*** Given records Section Begins ***

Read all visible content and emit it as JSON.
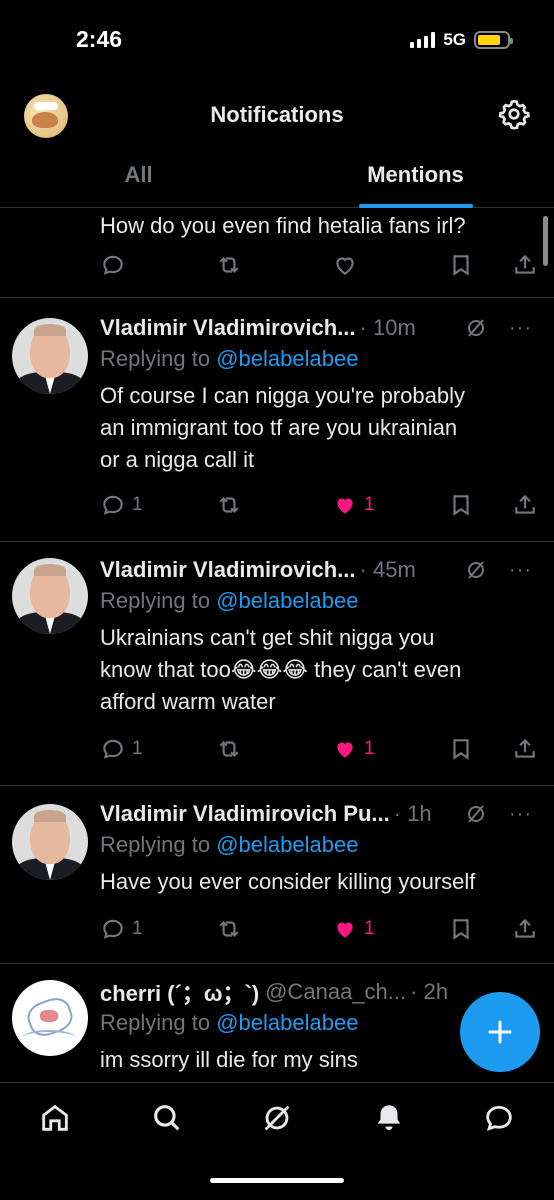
{
  "status_bar": {
    "time": "2:46",
    "network": "5G"
  },
  "header": {
    "title": "Notifications"
  },
  "tabs": [
    {
      "label": "All",
      "active": false
    },
    {
      "label": "Mentions",
      "active": true
    }
  ],
  "partial_tweet": {
    "text": "How do you even find hetalia fans irl?"
  },
  "tweets": [
    {
      "author": "Vladimir Vladimirovich...",
      "time": "· 10m",
      "replying_label": "Replying to",
      "reply_handle": "@belabelabee",
      "text_lines": [
        "Of course I can nigga you're probably",
        "an  immigrant too tf are you ukrainian",
        "or a nigga call it"
      ],
      "replies": "1",
      "likes": "1",
      "liked": true
    },
    {
      "author": "Vladimir Vladimirovich...",
      "time": "· 45m",
      "replying_label": "Replying to",
      "reply_handle": "@belabelabee",
      "text_lines": [
        "Ukrainians can't get shit nigga you",
        "know that too😂😂😂 they can't even",
        "afford warm water"
      ],
      "replies": "1",
      "likes": "1",
      "liked": true
    },
    {
      "author": "Vladimir Vladimirovich Pu...",
      "time": "· 1h",
      "replying_label": "Replying to",
      "reply_handle": "@belabelabee",
      "text_lines": [
        "Have you ever consider killing yourself"
      ],
      "replies": "1",
      "likes": "1",
      "liked": true
    },
    {
      "author": "cherri (´；ω；`)",
      "handle": "@Canaa_ch...",
      "time": "· 2h",
      "replying_label": "Replying to",
      "reply_handle": "@belabelabee",
      "text_lines": [
        "im ssorry ill die for my sins"
      ]
    }
  ],
  "icons": {
    "settings": "gear-icon",
    "reply": "speech-bubble-icon",
    "retweet": "retweet-icon",
    "like": "heart-icon",
    "bookmark": "bookmark-icon",
    "share": "share-icon",
    "grok": "grok-icon",
    "more": "more-icon",
    "compose": "plus-icon",
    "nav": [
      "home-icon",
      "search-icon",
      "grok-icon",
      "bell-icon",
      "messages-icon"
    ]
  },
  "colors": {
    "accent": "#1d9bf0",
    "like": "#f91880",
    "muted": "#71767b",
    "text": "#e7e9ea",
    "background": "#000000",
    "battery": "#ffd60a"
  }
}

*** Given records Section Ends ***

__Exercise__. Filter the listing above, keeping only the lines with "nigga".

__Exercise result__.
        "Of course I can nigga you're probably",
        "or a nigga call it"
        "Ukrainians can't get shit nigga you",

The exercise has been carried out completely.